§ Exercise details: Every record must appear in the answer exactly as it stands.

§ Record extracts:

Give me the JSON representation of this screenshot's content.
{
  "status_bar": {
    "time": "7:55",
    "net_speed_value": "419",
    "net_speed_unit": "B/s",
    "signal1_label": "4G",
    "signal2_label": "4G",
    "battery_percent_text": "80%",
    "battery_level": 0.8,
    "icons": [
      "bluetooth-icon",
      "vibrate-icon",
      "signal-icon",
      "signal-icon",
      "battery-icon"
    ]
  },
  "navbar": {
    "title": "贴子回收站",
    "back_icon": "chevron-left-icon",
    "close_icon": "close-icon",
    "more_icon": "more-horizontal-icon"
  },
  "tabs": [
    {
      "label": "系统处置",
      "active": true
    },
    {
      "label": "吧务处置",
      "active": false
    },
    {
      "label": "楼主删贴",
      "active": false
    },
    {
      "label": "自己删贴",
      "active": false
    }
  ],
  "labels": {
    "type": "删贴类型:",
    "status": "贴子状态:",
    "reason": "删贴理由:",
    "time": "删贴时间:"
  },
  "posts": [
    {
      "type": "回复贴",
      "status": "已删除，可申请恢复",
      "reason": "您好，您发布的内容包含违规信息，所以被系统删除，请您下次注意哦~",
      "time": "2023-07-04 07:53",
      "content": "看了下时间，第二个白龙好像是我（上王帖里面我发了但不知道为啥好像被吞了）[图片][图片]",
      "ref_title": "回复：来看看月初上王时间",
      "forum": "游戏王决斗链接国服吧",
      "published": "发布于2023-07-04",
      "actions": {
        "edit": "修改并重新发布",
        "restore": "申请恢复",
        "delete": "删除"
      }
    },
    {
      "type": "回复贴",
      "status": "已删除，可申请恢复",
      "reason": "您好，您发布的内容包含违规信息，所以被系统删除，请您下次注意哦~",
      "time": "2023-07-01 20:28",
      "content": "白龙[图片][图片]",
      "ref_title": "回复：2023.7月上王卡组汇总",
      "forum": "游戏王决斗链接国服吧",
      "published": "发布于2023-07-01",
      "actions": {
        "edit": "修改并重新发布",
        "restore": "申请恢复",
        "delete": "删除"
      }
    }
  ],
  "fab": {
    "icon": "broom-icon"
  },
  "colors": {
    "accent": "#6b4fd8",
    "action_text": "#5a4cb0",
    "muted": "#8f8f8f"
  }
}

§ Exercise answer:
Give me the JSON representation of this screenshot's content.
{
  "status_bar": {
    "time": "7:55",
    "net_speed_value": "419",
    "net_speed_unit": "B/s",
    "signal1_label": "4G",
    "signal2_label": "4G",
    "battery_percent_text": "80%",
    "battery_level": 0.8,
    "icons": [
      "bluetooth-icon",
      "vibrate-icon",
      "signal-icon",
      "signal-icon",
      "battery-icon"
    ]
  },
  "navbar": {
    "title": "贴子回收站",
    "back_icon": "chevron-left-icon",
    "close_icon": "close-icon",
    "more_icon": "more-horizontal-icon"
  },
  "tabs": [
    {
      "label": "系统处置",
      "active": true
    },
    {
      "label": "吧务处置",
      "active": false
    },
    {
      "label": "楼主删贴",
      "active": false
    },
    {
      "label": "自己删贴",
      "active": false
    }
  ],
  "labels": {
    "type": "删贴类型:",
    "status": "贴子状态:",
    "reason": "删贴理由:",
    "time": "删贴时间:"
  },
  "posts": [
    {
      "type": "回复贴",
      "status": "已删除，可申请恢复",
      "reason": "您好，您发布的内容包含违规信息，所以被系统删除，请您下次注意哦~",
      "time": "2023-07-04 07:53",
      "content": "看了下时间，第二个白龙好像是我（上王帖里面我发了但不知道为啥好像被吞了）[图片][图片]",
      "ref_title": "回复：来看看月初上王时间",
      "forum": "游戏王决斗链接国服吧",
      "published": "发布于2023-07-04",
      "actions": {
        "edit": "修改并重新发布",
        "restore": "申请恢复",
        "delete": "删除"
      }
    },
    {
      "type": "回复贴",
      "status": "已删除，可申请恢复",
      "reason": "您好，您发布的内容包含违规信息，所以被系统删除，请您下次注意哦~",
      "time": "2023-07-01 20:28",
      "content": "白龙[图片][图片]",
      "ref_title": "回复：2023.7月上王卡组汇总",
      "forum": "游戏王决斗链接国服吧",
      "published": "发布于2023-07-01",
      "actions": {
        "edit": "修改并重新发布",
        "restore": "申请恢复",
        "delete": "删除"
      }
    }
  ],
  "fab": {
    "icon": "broom-icon"
  },
  "colors": {
    "accent": "#6b4fd8",
    "action_text": "#5a4cb0",
    "muted": "#8f8f8f"
  }
}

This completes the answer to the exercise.